(Entries from a dataset of interfaces)

▬▬▬

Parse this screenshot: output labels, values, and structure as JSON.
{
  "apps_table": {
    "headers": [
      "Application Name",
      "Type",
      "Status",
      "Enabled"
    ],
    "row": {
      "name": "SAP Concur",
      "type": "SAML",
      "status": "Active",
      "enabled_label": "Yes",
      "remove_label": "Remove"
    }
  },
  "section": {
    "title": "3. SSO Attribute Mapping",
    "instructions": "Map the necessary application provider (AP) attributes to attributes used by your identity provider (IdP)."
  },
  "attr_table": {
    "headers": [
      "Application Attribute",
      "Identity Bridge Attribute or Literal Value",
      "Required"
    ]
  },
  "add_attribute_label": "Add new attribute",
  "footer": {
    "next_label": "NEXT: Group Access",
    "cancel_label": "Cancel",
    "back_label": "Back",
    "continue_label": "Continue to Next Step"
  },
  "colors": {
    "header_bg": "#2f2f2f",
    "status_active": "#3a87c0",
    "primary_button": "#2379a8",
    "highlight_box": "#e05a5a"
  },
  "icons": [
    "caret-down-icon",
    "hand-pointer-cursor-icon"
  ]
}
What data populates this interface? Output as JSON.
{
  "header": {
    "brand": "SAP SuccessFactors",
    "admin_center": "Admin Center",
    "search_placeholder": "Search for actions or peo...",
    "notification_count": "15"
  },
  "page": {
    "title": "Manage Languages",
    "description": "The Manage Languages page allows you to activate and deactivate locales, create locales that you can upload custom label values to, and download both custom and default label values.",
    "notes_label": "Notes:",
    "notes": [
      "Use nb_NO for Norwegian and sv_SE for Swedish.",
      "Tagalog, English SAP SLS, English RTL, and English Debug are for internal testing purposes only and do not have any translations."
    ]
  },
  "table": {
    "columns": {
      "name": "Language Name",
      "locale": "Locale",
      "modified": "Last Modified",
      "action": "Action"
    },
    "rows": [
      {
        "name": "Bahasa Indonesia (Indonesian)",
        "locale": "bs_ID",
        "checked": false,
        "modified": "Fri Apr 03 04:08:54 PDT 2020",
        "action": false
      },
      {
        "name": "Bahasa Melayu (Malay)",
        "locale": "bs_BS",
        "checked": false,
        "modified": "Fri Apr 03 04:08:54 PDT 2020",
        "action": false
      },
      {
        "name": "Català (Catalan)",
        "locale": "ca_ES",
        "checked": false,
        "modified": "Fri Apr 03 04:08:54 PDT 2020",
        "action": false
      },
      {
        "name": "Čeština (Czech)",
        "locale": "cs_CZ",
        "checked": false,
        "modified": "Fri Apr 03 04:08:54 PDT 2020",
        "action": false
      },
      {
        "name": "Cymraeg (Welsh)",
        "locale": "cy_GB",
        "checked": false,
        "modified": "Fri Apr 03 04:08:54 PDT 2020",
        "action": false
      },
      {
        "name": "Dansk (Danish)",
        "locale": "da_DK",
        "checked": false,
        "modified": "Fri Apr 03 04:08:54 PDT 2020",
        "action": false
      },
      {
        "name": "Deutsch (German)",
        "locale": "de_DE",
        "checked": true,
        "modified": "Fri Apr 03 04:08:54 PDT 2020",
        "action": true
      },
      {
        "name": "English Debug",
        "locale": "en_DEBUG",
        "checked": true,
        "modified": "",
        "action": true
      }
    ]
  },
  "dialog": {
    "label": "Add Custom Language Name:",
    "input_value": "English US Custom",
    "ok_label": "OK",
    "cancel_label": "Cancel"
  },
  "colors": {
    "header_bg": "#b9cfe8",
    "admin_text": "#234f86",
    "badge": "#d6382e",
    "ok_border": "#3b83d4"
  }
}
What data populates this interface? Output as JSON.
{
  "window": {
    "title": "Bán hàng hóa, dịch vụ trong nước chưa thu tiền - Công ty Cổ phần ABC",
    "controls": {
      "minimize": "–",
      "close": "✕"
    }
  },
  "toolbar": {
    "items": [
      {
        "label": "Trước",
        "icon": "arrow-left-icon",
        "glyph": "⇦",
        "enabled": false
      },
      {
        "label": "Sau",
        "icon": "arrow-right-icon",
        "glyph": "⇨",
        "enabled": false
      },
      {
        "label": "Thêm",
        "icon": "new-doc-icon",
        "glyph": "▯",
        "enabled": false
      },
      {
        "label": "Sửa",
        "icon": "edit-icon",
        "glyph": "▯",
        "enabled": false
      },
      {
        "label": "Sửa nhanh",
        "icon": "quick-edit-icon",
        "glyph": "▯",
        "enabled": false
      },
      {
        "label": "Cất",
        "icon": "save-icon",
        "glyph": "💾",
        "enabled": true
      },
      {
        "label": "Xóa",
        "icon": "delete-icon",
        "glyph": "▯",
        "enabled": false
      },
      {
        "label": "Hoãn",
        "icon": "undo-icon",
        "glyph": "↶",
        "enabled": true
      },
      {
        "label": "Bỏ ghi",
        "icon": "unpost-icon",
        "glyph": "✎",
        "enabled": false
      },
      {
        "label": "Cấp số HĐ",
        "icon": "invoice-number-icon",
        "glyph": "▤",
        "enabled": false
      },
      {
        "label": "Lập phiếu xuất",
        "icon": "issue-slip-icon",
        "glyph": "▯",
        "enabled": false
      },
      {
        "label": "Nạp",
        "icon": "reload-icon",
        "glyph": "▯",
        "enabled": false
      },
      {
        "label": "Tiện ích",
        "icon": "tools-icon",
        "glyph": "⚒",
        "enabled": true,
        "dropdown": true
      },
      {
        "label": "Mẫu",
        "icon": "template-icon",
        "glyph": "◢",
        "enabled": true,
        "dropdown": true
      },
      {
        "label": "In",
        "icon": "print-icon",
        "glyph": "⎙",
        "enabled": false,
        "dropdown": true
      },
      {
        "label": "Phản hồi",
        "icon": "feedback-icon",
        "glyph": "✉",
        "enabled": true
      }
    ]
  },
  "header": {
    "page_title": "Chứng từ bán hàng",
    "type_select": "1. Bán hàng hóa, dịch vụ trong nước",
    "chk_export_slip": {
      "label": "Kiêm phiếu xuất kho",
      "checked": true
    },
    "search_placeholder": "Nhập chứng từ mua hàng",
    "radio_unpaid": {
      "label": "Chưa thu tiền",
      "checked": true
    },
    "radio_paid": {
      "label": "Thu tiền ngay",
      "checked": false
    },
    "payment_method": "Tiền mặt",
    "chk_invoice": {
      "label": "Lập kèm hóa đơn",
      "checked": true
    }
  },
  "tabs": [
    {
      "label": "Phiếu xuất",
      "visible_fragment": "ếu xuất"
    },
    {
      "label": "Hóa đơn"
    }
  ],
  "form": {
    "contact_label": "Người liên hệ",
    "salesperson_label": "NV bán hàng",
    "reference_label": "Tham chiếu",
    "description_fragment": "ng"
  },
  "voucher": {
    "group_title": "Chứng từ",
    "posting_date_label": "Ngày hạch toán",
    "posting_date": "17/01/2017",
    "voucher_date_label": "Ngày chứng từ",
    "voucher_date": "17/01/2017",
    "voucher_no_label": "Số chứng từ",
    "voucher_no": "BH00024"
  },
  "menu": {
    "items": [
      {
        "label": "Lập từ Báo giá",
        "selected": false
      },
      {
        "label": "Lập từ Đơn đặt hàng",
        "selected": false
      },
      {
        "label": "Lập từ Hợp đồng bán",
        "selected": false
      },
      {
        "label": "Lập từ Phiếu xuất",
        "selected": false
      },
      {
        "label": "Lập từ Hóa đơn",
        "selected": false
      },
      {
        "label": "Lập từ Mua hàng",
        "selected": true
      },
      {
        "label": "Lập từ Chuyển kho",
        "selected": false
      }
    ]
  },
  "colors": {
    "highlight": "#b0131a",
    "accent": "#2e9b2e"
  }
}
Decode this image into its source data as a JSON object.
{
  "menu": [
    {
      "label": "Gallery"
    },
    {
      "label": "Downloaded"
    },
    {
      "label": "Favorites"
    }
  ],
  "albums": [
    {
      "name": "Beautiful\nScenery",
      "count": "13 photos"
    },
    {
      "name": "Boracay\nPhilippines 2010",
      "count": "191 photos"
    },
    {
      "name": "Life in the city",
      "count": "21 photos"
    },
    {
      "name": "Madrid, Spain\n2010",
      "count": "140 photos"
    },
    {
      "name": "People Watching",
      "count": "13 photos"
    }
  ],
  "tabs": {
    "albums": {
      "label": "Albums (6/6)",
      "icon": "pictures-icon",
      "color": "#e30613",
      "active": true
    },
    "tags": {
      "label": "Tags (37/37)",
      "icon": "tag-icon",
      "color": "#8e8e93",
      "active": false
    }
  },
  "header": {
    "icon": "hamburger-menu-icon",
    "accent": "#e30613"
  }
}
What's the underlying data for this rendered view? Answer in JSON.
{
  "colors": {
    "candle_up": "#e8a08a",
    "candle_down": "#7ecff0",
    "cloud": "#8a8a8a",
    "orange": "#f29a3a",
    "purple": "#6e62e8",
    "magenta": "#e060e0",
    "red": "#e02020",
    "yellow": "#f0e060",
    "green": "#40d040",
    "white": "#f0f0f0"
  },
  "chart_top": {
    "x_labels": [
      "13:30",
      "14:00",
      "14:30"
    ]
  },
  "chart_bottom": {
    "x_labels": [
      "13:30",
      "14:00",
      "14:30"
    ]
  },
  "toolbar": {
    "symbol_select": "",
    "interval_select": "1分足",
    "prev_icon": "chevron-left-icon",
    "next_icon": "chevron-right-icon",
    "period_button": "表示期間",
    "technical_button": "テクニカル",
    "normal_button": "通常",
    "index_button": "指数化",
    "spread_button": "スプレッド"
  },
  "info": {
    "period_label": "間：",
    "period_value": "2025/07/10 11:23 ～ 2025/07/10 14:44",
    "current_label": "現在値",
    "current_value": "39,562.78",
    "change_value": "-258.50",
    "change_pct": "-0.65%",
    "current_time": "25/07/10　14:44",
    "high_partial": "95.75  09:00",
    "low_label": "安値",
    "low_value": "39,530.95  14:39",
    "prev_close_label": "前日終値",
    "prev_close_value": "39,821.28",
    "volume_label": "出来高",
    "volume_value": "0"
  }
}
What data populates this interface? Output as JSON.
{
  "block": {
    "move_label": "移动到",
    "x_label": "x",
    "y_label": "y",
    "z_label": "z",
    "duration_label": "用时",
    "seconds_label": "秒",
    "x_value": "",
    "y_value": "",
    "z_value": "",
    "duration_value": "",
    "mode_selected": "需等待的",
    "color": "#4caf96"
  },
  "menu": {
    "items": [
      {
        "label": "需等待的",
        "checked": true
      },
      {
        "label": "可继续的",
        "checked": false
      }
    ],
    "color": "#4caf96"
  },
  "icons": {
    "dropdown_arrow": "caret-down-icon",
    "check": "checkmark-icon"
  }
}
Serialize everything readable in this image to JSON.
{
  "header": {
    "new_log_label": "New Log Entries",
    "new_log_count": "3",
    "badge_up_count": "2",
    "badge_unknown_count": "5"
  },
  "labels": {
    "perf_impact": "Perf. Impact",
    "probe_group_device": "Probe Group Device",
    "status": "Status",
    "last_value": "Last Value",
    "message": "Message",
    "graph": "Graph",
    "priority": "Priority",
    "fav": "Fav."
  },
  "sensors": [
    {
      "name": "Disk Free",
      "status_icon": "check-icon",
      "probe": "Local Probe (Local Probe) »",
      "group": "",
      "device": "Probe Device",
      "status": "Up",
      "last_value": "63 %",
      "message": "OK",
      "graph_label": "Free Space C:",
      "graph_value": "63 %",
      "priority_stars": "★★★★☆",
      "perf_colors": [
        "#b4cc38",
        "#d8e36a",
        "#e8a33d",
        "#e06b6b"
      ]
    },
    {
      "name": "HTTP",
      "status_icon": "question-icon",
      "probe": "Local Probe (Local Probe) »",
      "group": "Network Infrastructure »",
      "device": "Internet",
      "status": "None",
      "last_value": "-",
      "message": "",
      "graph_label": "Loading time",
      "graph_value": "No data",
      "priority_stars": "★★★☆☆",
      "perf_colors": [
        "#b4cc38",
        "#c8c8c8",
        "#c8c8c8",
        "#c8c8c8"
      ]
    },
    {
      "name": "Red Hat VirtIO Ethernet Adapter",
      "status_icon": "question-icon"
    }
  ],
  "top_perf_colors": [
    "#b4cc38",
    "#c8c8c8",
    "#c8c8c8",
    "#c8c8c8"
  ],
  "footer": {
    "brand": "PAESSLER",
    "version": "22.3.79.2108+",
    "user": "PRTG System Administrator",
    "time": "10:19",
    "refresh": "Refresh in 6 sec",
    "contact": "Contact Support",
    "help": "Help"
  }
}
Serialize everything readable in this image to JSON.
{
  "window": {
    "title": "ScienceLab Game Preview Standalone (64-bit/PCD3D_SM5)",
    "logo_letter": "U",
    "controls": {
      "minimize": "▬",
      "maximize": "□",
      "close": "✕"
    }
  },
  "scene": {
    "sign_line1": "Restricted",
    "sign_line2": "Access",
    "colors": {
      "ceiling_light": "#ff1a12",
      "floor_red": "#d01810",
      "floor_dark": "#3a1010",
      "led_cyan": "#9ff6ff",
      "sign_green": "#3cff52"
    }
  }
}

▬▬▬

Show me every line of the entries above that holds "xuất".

        "label": "Lập phiếu xuất",
      "label": "Kiêm phiếu xuất kho",
      "label": "Phiếu xuất",
      "visible_fragment": "ếu xuất"
        "label": "Lập từ Phiếu xuất",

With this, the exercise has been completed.